Exercise data
════════
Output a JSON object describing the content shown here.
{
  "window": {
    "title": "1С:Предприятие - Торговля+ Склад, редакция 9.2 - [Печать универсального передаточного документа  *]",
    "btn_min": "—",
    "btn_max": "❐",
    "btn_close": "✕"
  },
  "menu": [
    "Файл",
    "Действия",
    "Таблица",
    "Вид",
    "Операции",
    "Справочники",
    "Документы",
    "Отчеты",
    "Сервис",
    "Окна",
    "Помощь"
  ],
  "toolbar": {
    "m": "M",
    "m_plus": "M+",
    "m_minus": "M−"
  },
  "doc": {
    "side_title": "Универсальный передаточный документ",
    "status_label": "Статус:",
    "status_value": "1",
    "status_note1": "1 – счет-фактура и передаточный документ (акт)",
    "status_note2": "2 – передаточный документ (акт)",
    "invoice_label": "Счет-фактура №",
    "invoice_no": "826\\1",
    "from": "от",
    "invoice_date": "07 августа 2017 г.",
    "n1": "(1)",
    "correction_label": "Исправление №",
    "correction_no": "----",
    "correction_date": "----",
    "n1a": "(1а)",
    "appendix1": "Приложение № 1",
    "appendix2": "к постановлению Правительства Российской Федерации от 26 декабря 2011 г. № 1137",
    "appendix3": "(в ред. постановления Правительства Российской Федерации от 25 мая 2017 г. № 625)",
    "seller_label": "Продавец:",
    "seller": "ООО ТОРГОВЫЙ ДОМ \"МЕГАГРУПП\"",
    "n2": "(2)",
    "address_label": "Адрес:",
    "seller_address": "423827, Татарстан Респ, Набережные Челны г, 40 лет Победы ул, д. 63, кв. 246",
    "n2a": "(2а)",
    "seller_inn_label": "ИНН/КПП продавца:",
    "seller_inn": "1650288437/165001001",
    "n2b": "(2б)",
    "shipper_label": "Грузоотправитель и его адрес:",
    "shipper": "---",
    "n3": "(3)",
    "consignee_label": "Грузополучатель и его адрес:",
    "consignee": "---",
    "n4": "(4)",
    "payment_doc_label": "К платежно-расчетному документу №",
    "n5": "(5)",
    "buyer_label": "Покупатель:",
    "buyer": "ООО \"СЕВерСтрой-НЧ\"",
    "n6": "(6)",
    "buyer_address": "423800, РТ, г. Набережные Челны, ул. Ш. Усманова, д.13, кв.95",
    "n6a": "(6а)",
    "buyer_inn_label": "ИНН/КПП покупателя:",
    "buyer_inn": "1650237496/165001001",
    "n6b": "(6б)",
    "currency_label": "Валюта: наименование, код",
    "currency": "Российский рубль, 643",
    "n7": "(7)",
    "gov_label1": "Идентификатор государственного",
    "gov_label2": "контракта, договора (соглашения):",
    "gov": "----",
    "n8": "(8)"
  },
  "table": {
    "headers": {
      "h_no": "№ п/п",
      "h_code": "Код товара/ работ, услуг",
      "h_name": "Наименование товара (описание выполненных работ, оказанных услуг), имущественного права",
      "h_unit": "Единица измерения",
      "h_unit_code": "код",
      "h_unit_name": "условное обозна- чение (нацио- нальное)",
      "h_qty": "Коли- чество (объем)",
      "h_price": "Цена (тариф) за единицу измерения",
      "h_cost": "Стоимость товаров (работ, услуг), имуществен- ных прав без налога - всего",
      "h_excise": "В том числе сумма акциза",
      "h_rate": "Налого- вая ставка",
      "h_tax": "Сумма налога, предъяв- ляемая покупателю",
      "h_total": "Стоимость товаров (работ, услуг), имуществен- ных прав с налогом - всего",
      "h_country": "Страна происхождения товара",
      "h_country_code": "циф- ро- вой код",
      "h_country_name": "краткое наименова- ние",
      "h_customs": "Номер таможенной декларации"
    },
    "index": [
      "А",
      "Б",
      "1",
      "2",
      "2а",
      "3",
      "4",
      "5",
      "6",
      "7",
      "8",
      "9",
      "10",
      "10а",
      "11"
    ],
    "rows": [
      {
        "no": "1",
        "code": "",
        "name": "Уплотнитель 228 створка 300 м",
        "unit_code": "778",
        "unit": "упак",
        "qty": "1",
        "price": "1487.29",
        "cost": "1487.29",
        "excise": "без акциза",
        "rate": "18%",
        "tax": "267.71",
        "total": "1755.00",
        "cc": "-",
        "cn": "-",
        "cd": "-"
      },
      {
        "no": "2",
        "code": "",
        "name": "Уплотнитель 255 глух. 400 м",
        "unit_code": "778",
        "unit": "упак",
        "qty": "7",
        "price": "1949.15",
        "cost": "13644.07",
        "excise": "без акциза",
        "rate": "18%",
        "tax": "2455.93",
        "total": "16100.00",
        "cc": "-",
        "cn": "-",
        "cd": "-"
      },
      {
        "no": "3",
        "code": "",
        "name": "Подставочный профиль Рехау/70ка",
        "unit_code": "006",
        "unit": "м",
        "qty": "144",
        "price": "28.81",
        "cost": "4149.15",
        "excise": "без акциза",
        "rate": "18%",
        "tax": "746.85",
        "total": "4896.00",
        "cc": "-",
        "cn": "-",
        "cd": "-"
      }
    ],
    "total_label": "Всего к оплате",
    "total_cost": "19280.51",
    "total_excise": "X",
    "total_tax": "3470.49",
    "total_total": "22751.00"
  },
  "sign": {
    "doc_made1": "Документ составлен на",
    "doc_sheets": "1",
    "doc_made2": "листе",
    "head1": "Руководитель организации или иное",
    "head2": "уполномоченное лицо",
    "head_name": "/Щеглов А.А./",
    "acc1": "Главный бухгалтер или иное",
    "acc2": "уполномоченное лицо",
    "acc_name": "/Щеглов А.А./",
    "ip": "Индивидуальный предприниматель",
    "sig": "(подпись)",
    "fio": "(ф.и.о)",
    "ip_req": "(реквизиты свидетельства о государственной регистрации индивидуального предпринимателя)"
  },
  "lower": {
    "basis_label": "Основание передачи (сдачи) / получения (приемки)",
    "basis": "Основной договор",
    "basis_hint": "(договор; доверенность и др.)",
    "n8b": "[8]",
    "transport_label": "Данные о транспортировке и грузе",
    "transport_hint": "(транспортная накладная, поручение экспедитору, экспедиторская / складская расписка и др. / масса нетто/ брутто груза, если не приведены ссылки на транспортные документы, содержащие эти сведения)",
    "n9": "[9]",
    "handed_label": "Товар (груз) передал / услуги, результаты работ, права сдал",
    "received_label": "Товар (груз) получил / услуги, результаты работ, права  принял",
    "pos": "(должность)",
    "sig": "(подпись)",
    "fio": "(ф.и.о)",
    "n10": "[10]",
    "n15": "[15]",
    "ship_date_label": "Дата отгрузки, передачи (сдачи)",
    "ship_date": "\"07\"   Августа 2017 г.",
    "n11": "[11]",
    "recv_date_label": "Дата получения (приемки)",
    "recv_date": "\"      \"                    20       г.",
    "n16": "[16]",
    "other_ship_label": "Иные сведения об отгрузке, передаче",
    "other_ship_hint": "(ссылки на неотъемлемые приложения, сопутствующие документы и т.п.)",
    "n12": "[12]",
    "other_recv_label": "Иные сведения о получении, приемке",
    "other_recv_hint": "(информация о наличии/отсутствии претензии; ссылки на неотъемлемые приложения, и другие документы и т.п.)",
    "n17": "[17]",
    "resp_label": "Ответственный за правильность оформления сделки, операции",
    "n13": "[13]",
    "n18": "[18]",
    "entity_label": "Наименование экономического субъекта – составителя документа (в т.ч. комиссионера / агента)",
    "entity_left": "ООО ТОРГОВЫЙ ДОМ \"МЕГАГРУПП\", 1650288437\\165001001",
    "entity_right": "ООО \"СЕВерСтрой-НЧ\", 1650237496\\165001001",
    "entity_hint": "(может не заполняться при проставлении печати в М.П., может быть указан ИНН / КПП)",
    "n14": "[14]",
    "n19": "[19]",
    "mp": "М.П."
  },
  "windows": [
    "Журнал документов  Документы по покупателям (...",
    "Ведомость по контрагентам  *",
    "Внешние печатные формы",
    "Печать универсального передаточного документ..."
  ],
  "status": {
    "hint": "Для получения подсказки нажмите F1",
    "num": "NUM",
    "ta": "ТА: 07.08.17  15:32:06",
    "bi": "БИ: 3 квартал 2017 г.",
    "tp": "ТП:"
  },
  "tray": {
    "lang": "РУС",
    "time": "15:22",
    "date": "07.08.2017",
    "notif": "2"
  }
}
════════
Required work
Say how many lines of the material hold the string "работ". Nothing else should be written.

Output for this task
6